= ENTRIES SUPPLIED =
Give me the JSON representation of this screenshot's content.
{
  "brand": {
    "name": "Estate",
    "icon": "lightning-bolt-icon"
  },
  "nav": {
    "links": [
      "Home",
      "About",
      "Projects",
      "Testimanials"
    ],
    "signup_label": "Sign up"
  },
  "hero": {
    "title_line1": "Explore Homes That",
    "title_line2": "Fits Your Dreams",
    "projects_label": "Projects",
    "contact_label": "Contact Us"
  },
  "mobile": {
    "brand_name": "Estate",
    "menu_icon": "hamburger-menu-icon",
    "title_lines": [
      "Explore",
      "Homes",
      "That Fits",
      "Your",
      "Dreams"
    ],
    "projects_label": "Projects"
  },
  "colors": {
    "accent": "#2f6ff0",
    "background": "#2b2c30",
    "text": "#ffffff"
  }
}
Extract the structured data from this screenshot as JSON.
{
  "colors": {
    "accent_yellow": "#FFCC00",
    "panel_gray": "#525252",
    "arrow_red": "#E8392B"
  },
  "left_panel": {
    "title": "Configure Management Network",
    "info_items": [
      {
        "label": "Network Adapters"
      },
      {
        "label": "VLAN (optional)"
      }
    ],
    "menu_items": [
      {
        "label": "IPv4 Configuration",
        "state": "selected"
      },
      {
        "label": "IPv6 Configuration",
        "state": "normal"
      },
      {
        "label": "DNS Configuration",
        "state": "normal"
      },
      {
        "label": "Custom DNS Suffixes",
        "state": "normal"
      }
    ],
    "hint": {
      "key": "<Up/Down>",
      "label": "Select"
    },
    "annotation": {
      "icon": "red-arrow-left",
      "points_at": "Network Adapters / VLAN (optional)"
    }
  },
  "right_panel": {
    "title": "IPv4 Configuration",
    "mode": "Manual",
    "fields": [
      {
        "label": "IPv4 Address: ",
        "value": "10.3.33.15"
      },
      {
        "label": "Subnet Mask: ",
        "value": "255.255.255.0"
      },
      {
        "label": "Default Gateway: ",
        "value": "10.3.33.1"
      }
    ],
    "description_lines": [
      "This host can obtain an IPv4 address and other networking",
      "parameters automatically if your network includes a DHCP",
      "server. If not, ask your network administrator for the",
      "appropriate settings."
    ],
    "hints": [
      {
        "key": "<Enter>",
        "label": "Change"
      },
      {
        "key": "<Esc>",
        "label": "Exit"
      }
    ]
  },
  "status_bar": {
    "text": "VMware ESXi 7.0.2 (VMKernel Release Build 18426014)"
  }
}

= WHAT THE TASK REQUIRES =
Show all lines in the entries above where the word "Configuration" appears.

= SOLUTION TO THIS EXERCISE =
        "label": "IPv4 Configuration",
        "label": "IPv6 Configuration",
        "label": "DNS Configuration",
    "title": "IPv4 Configuration",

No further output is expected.